Even in dire real-life circumstances, like when she’s visiting her mom in the ICU, Anna cannot help thinking about what’s happening in terms of how it might look on Instagram. In one of the book’s most unsettling scenes, she records herself tending to her ailing mother, hoping she can harvest content from the encounter to make herself more likable; she ends up deleting the video after her mother begins to vomit uncontrollably. There’s nothing supernatural afoot in Aesthetica, but when Anna slurs “I’m a star” while high on Percocet, staring at her phone, proud of her own worst impulses, it’s as terrifying as any tale of a woman in thrall to wicked powers.

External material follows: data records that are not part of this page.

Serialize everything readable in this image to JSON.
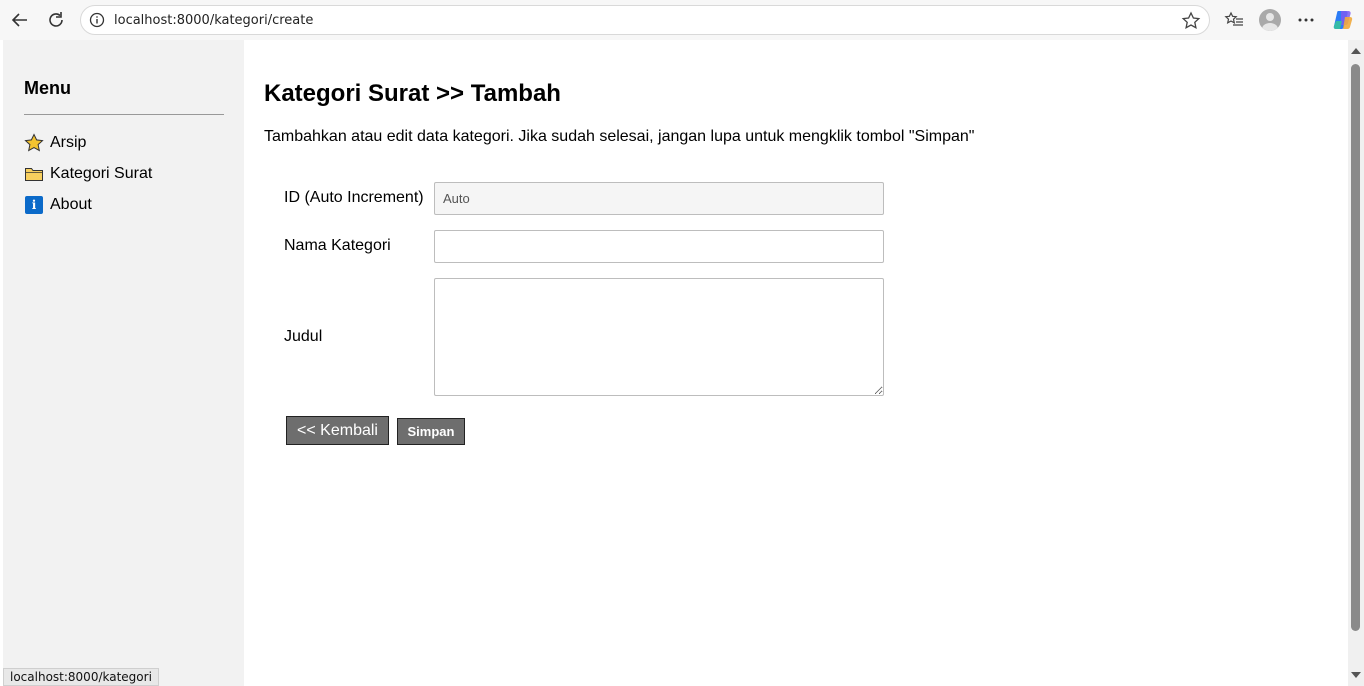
{
  "browser": {
    "url": "localhost:8000/kategori/create",
    "icons": [
      "back-icon",
      "refresh-icon",
      "site-info-icon",
      "favorite-star-icon",
      "favorites-icon",
      "profile-icon",
      "more-icon",
      "copilot-icon"
    ]
  },
  "sidebar": {
    "title": "Menu",
    "items": [
      {
        "label": "Arsip",
        "icon": "star-icon"
      },
      {
        "label": "Kategori Surat",
        "icon": "folder-icon"
      },
      {
        "label": "About",
        "icon": "info-icon",
        "icon_glyph": "i"
      }
    ]
  },
  "main": {
    "title": "Kategori Surat >> Tambah",
    "description": "Tambahkan atau edit data kategori. Jika sudah selesai, jangan lupa untuk mengklik tombol \"Simpan\"",
    "form": {
      "id_label": "ID (Auto Increment)",
      "id_value": "Auto",
      "nama_label": "Nama Kategori",
      "nama_value": "",
      "judul_label": "Judul",
      "judul_value": ""
    },
    "buttons": {
      "back": "<< Kembali",
      "save": "Simpan"
    }
  },
  "status_bar": {
    "link": "localhost:8000/kategori"
  },
  "colors": {
    "sidebar_bg": "#f2f2f2",
    "button_bg": "#6e6e6e",
    "info_icon": "#0b6ac9",
    "star_fill": "#f4c430",
    "folder_fill": "#f7cf5e"
  }
}
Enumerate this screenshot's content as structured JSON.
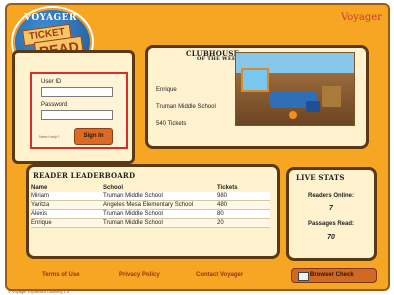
{
  "brand": {
    "small_title": "VOYAGER",
    "ticket_word": "TICKET",
    "read_word": "READ",
    "corner_logo": "Voyager"
  },
  "login": {
    "user_id_label": "User ID",
    "password_label": "Password",
    "forgot_label": "Need help?",
    "sign_in_label": "Sign In",
    "user_id_value": "",
    "password_value": ""
  },
  "clubhouse": {
    "title_line1": "CLUBHOUSE",
    "title_line2": "OF THE WEEK",
    "name": "Enrique",
    "school": "Truman Middle School",
    "tickets": "540 Tickets"
  },
  "leaderboard": {
    "title": "READER LEADERBOARD",
    "columns": [
      "Name",
      "School",
      "Tickets"
    ],
    "rows": [
      [
        "Miriam",
        "Truman Middle School",
        "980"
      ],
      [
        "Yaritza",
        "Angeles Mesa Elementary School",
        "480"
      ],
      [
        "Alexis",
        "Truman Middle School",
        "80"
      ],
      [
        "Enrique",
        "Truman Middle School",
        "20"
      ]
    ]
  },
  "live_stats": {
    "title": "LIVE STATS",
    "readers_online_label": "Readers Online:",
    "readers_online_value": "7",
    "passages_read_label": "Passages Read:",
    "passages_read_value": "70"
  },
  "footer": {
    "terms": "Terms of Use",
    "privacy": "Privacy Policy",
    "contact": "Contact Voyager",
    "browser_check": "Browser Check",
    "copyright": "© Voyager Expanded Learning 1.0"
  }
}
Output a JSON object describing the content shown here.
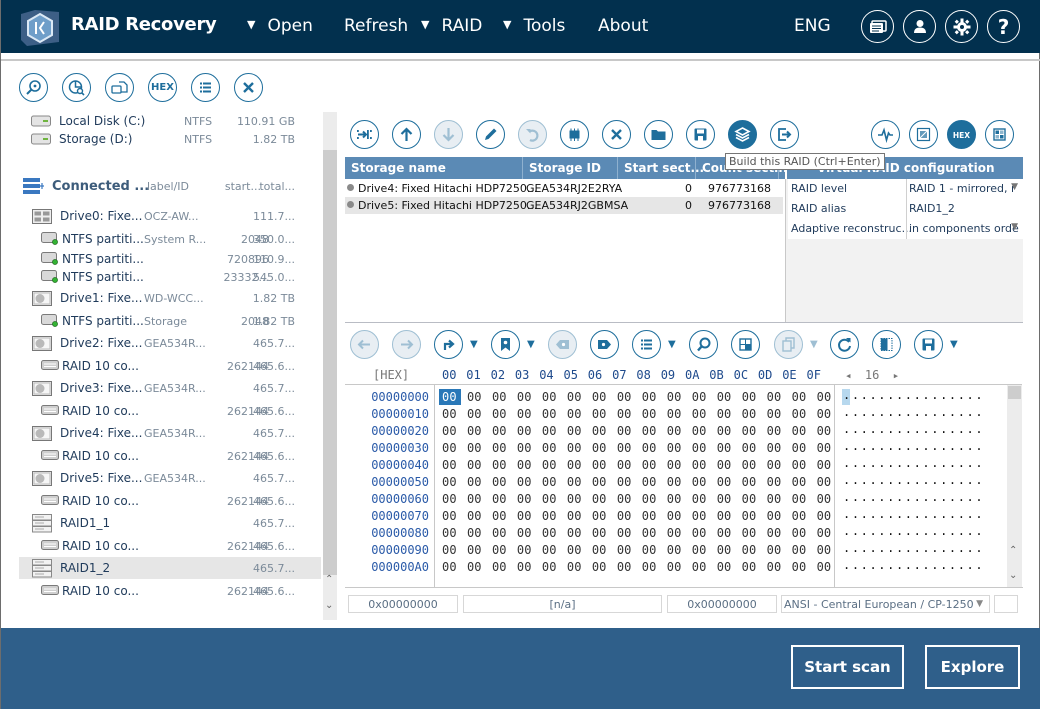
{
  "app": {
    "title": "RAID Recovery"
  },
  "menu": {
    "items": [
      {
        "label": "Open",
        "dropdown": true
      },
      {
        "label": "Refresh",
        "dropdown": false
      },
      {
        "label": "RAID",
        "dropdown": true
      },
      {
        "label": "Tools",
        "dropdown": true
      },
      {
        "label": "About",
        "dropdown": false
      }
    ],
    "language": "ENG",
    "icons": [
      "messages-icon",
      "user-icon",
      "settings-gear-icon",
      "help-icon"
    ]
  },
  "left_toolbar": {
    "buttons": [
      "search-scan-icon",
      "partition-search-icon",
      "open-image-icon",
      "hex-view-icon",
      "list-view-icon",
      "close-icon"
    ],
    "hex_label": "HEX"
  },
  "tree": {
    "local_disks": [
      {
        "name": "Local Disk (C:)",
        "fs": "NTFS",
        "size": "110.91 GB"
      },
      {
        "name": "Storage (D:)",
        "fs": "NTFS",
        "size": "1.82 TB"
      }
    ],
    "connected_header": {
      "name": "Connected ...",
      "label_col": "label/ID",
      "start_col": "start...",
      "total_col": "total..."
    },
    "rows": [
      {
        "type": "drive-ssd",
        "indent": 0,
        "name": "Drive0: Fixe...",
        "label": "OCZ-AW...",
        "start": "",
        "total": "111.7..."
      },
      {
        "type": "partition",
        "indent": 1,
        "name": "NTFS partiti...",
        "label": "System R...",
        "start": "2048",
        "total": "350.0..."
      },
      {
        "type": "partition",
        "indent": 1,
        "name": "NTFS partiti...",
        "label": "",
        "start": "720896",
        "total": "110.9..."
      },
      {
        "type": "partition",
        "indent": 1,
        "name": "NTFS partiti...",
        "label": "",
        "start": "23332...",
        "total": "545.0..."
      },
      {
        "type": "drive-hdd",
        "indent": 0,
        "name": "Drive1: Fixe...",
        "label": "WD-WCC...",
        "start": "",
        "total": "1.82 TB"
      },
      {
        "type": "partition",
        "indent": 1,
        "name": "NTFS partiti...",
        "label": "Storage",
        "start": "2048",
        "total": "1.82 TB"
      },
      {
        "type": "drive-hdd",
        "indent": 0,
        "name": "Drive2: Fixe...",
        "label": "GEA534R...",
        "start": "",
        "total": "465.7..."
      },
      {
        "type": "raid-comp",
        "indent": 1,
        "name": "RAID 10 co...",
        "label": "",
        "start": "262144",
        "total": "465.6..."
      },
      {
        "type": "drive-hdd",
        "indent": 0,
        "name": "Drive3: Fixe...",
        "label": "GEA534R...",
        "start": "",
        "total": "465.7..."
      },
      {
        "type": "raid-comp",
        "indent": 1,
        "name": "RAID 10 co...",
        "label": "",
        "start": "262144",
        "total": "465.6..."
      },
      {
        "type": "drive-hdd",
        "indent": 0,
        "name": "Drive4: Fixe...",
        "label": "GEA534R...",
        "start": "",
        "total": "465.7..."
      },
      {
        "type": "raid-comp",
        "indent": 1,
        "name": "RAID 10 co...",
        "label": "",
        "start": "262144",
        "total": "465.6..."
      },
      {
        "type": "drive-hdd",
        "indent": 0,
        "name": "Drive5: Fixe...",
        "label": "GEA534R...",
        "start": "",
        "total": "465.7..."
      },
      {
        "type": "raid-comp",
        "indent": 1,
        "name": "RAID 10 co...",
        "label": "",
        "start": "262144",
        "total": "465.6..."
      },
      {
        "type": "raid",
        "indent": 0,
        "name": "RAID1_1",
        "label": "",
        "start": "",
        "total": "465.7..."
      },
      {
        "type": "raid-comp",
        "indent": 1,
        "name": "RAID 10 co...",
        "label": "",
        "start": "262144",
        "total": "465.6..."
      },
      {
        "type": "raid",
        "indent": 0,
        "name": "RAID1_2",
        "label": "",
        "start": "",
        "total": "465.7...",
        "selected": true
      },
      {
        "type": "raid-comp",
        "indent": 1,
        "name": "RAID 10 co...",
        "label": "",
        "start": "262144",
        "total": "465.6..."
      }
    ]
  },
  "raid_toolbar": {
    "buttons": [
      {
        "name": "add-component-icon",
        "disabled": false
      },
      {
        "name": "move-up-icon",
        "disabled": false
      },
      {
        "name": "move-down-icon",
        "disabled": true
      },
      {
        "name": "edit-icon",
        "disabled": false
      },
      {
        "name": "undo-icon",
        "disabled": true
      },
      {
        "name": "chip-icon",
        "disabled": false
      },
      {
        "name": "remove-icon",
        "disabled": false
      },
      {
        "name": "open-folder-icon",
        "disabled": false
      },
      {
        "name": "save-icon",
        "disabled": false
      },
      {
        "name": "build-raid-icon",
        "disabled": false,
        "active": true
      },
      {
        "name": "export-icon",
        "disabled": false
      }
    ],
    "right_buttons": [
      "signal-icon",
      "chart-icon",
      "hex-icon",
      "map-icon"
    ],
    "tooltip": "Build this RAID (Ctrl+Enter)"
  },
  "storage_table": {
    "headers": [
      "Storage name",
      "Storage ID",
      "Start sect...",
      "Count secti..."
    ],
    "rows": [
      {
        "name": "Drive4: Fixed Hitachi HDP7250...",
        "id": "GEA534RJ2E2RYA",
        "start": "0",
        "count": "976773168"
      },
      {
        "name": "Drive5: Fixed Hitachi HDP7250...",
        "id": "GEA534RJ2GBMSA",
        "start": "0",
        "count": "976773168",
        "selected": true
      }
    ]
  },
  "raid_config": {
    "title": "Virtual RAID configuration",
    "rows": [
      {
        "key": "RAID level",
        "value": "RAID 1 - mirrored, r",
        "dropdown": true
      },
      {
        "key": "RAID alias",
        "value": "RAID1_2",
        "dropdown": false
      },
      {
        "key": "Adaptive reconstruc...",
        "value": "in components orde",
        "dropdown": true
      }
    ]
  },
  "hex_toolbar": {
    "buttons": [
      "back-icon",
      "forward-icon",
      "goto-icon",
      "bookmark-icon",
      "prev-bookmark-icon",
      "next-bookmark-icon",
      "list-icon",
      "find-icon",
      "select-block-icon",
      "copy-icon",
      "refresh-icon",
      "panel-icon",
      "save-icon"
    ]
  },
  "hex_view": {
    "label": "[HEX]",
    "columns": [
      "00",
      "01",
      "02",
      "03",
      "04",
      "05",
      "06",
      "07",
      "08",
      "09",
      "0A",
      "0B",
      "0C",
      "0D",
      "0E",
      "0F"
    ],
    "bytes_per_row": "16",
    "addresses": [
      "00000000",
      "00000010",
      "00000020",
      "00000030",
      "00000040",
      "00000050",
      "00000060",
      "00000070",
      "00000080",
      "00000090",
      "000000A0"
    ],
    "row_bytes": "00 00 00 00 00 00 00 00 00 00 00 00 00 00 00 00",
    "row_ascii": "................",
    "cursor_offset": "00"
  },
  "status_bar": {
    "offset": "0x00000000",
    "value": "[n/a]",
    "selection": "0x00000000",
    "encoding": "ANSI - Central European / CP-1250"
  },
  "footer": {
    "start_scan": "Start scan",
    "explore": "Explore"
  },
  "colors": {
    "topbar": "#02304e",
    "accent": "#1e6e9c",
    "table_header": "#5b8ab5",
    "footer": "#2f5f8a"
  }
}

In Ling Ling Huang’s debut novel Natural Beauty, out this month, the beauty world’s menace is even more intense. Huang’s narrator is a musical prodigy in New York, raised in poverty by two kind parents who immigrated from China; she is unnamed for most of the book, but eventually adopts the moniker “Anna,” too, after she’s encouraged to pick a name that is easy for white shoppers to pronounce. After her mother and father are severely injured in a car accident, Anna stops studying piano and takes a job in a restaurant to pay her bills. She stumbles upon an opportunity to work at a wellness startup called Holistik, where affluent customers indulge in beautifying treatments like vernix facial wraps, stoma vacuum sealing, and pubic hair transplants, where human pubes are upgraded to mink fur.

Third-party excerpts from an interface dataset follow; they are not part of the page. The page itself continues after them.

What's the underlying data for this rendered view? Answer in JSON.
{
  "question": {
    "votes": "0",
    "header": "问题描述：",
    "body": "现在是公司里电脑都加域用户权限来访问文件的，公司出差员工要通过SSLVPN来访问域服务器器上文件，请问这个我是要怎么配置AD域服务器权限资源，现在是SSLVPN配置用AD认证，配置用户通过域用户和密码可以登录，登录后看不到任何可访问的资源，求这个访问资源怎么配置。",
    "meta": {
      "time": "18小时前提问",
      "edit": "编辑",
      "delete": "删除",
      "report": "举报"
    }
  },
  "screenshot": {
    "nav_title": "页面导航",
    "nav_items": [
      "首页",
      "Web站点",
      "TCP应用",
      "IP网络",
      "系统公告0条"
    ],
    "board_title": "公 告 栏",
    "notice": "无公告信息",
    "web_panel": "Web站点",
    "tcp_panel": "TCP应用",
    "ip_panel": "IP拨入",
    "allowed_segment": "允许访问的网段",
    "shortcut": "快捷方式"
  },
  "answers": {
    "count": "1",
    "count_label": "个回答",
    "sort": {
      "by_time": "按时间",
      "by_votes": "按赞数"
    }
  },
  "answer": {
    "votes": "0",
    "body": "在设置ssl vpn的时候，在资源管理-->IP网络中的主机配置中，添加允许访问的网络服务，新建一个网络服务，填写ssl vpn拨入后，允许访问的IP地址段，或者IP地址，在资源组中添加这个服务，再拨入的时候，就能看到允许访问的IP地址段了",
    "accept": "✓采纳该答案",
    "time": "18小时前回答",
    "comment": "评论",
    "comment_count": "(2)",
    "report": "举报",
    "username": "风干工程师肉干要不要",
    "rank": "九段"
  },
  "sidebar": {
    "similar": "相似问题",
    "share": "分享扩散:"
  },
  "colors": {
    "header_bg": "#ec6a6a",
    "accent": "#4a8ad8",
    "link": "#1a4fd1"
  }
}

While Aesthetica’s Anna has the preening, narcissistic Jake as its FaceTuned Mephistopheles, Natural Beauty’s Anna is lured into the treacherous, gleaming world of Holistik by a preening, narcissistic woman known as Saje. Just as Aesthetica’s Anna is cajoled into body modifications, Natural Beauty’s Anna is pressured to use Holistik’s products and procedures, including a number of bizarre and invasive treatments. (On her first day, a team in lab coats subjects her to a full-body scan and brusquely asks if she’s “afraid of worms.”) She starts to look like an entirely different person. Just as Aesthetica’s Anna is initially enamored with her medspa-assisted looks, Natural Beauty’s Anna marvels at what Holistik does for her. “Whatever I have been taking is buffing away the grime of an ordinary existence from the outside in,” she says. 

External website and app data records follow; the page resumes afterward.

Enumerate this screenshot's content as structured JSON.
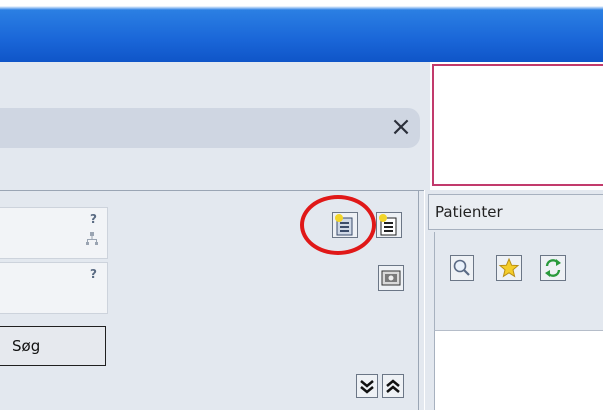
{
  "titlebar": {
    "color": "#1a66d8"
  },
  "search": {
    "clear_icon": "×"
  },
  "fields": [
    {
      "help": "?",
      "icon": "hierarchy-icon"
    },
    {
      "help": "?"
    }
  ],
  "buttons": {
    "search_label": "Søg",
    "new_document_icon": "new-document-icon",
    "new_document_alt_icon": "new-document-alt-icon",
    "image_icon": "image-icon",
    "expand_icon": "expand-down-icon",
    "collapse_icon": "collapse-up-icon"
  },
  "patients": {
    "header": "Patienter",
    "toolbar": [
      "search-icon",
      "star-icon",
      "refresh-icon"
    ]
  },
  "accents": {
    "highlight": "#e01818",
    "border_pink": "#c23a6c"
  }
}
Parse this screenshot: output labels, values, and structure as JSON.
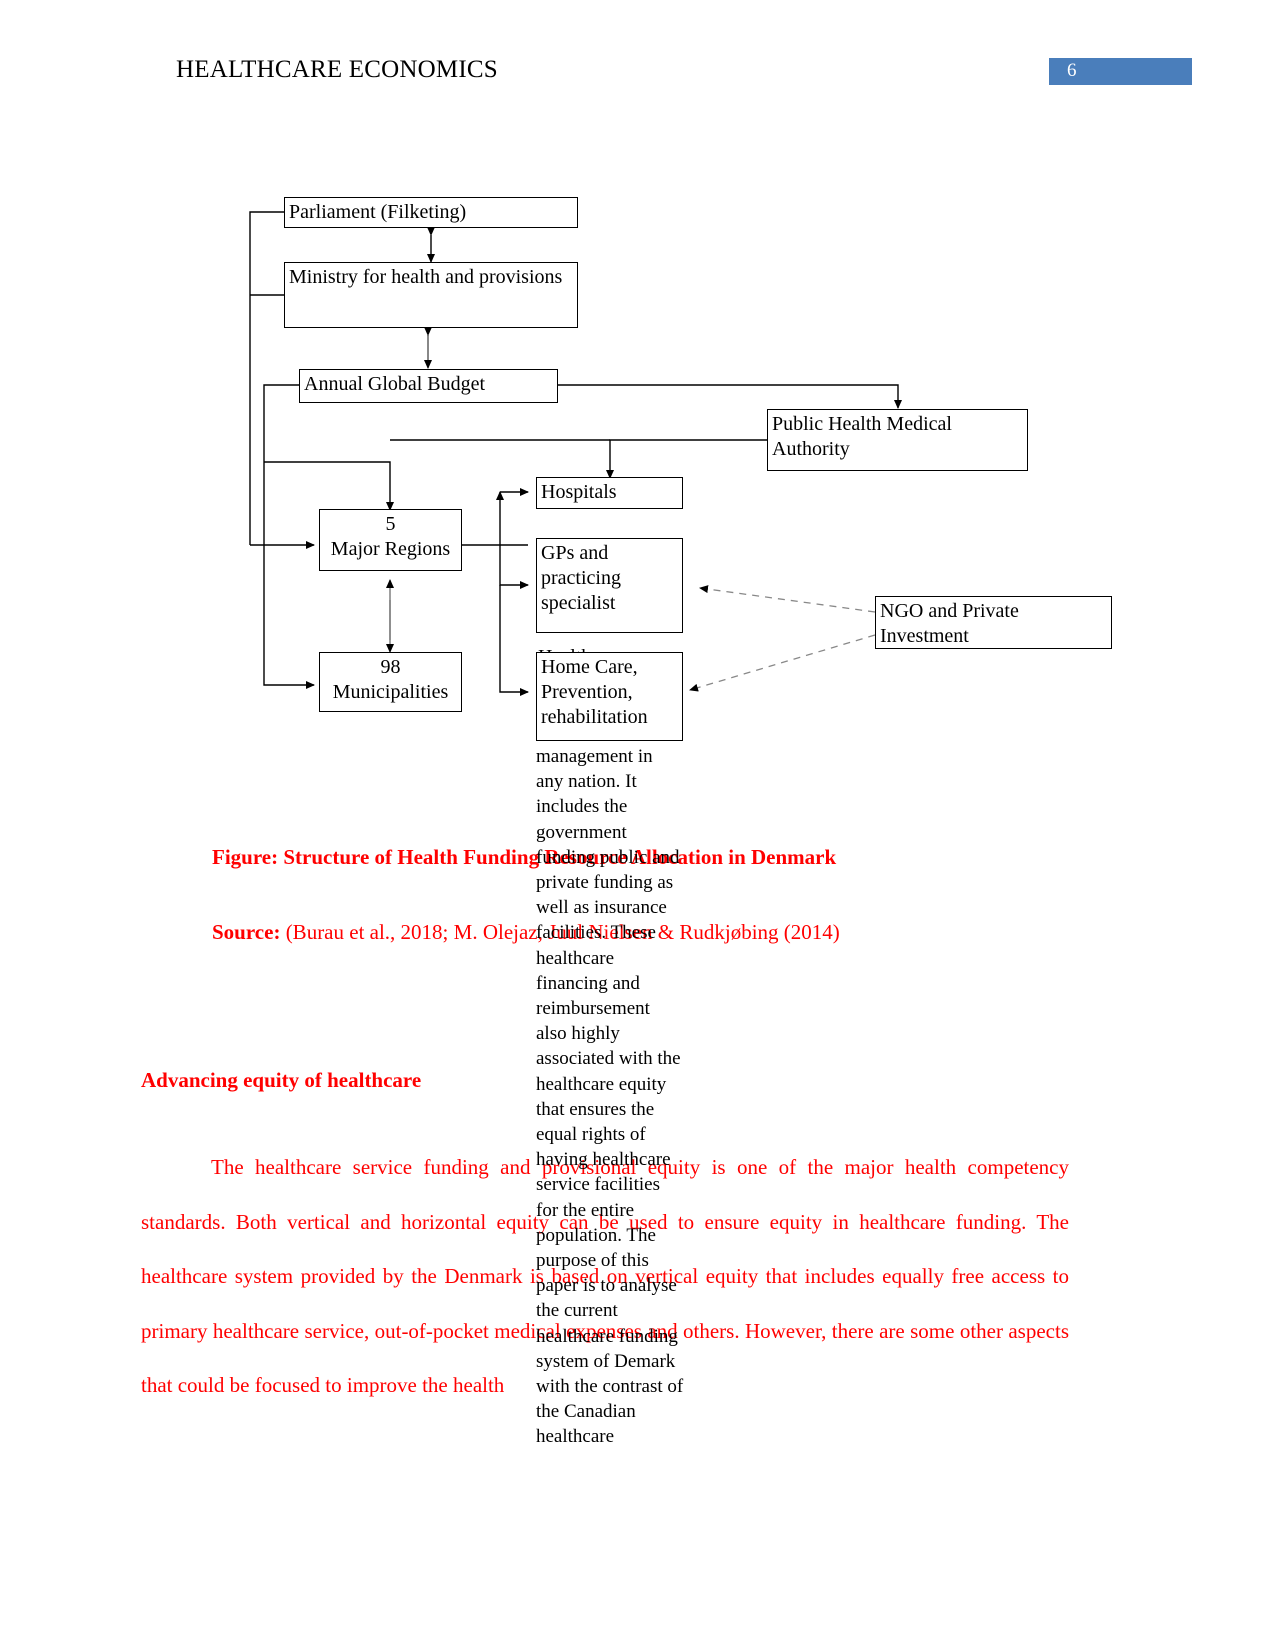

Of course, she isn’t ever quite sure what she’s taking. Or how it’s working. Or what the side effects really are. Natural Beauty spirals into a nightmare, complete with unethical animal experimentation, toxic potions, and piles of corpses.

Like the beauty elixirs Holistik sells, at times the novel seems like it would work better with fewer ingredients. Saje is the company’s public face, but Holistik really belongs to a shadowy man named Victor Carroll. His twin niece and nephew, Helen and Henry, enter Anna’s life at the same time and in an odd way. Anna matches with Henry on a dating app; after they have sex, she then encounters Helen taking a bath in the siblings’ shared apartment. Not only does Helen not mind that this random girl has interrupted her bath after sleeping with her brother, she then decides to be friends with her—and doesn’t bat an eye when it turns out that the random girl also works for her incredibly wealthy and powerful uncle. Henry never emerges as more than an unnecessarily complicated plot device to bring Helen and Anna together; his presence in the novel comes off as a leftover plot point from an earlier draft.

Quibbles aside, Natural Beauty is a delightfully baroque grotesque. It can achieve a folkloric power in its creepiest moments—a scary story you’d tell in a posh spa’s sauna instead of around a campfire.

These aren’t the first spooky stories exploring how horrifying our pursuit of beauty can be. (Remember the 1993 major motion picture Death Becomes Her? An early classic in the Goopcore body horror canon!) But read in tandem, Aesthetica and Natural Beauty illuminate just how extravagantly repulsive the “grime of an ordinary existence,” as Natural Beauty’s Anna puts it, is right now, so much so that people will ignore all sorts of ethical hideousness in order to appear superficially polished-up. In their finest moments, these books exhume old wisdom for the social media crowd: What makes us feel beautiful should also make us feel afraid.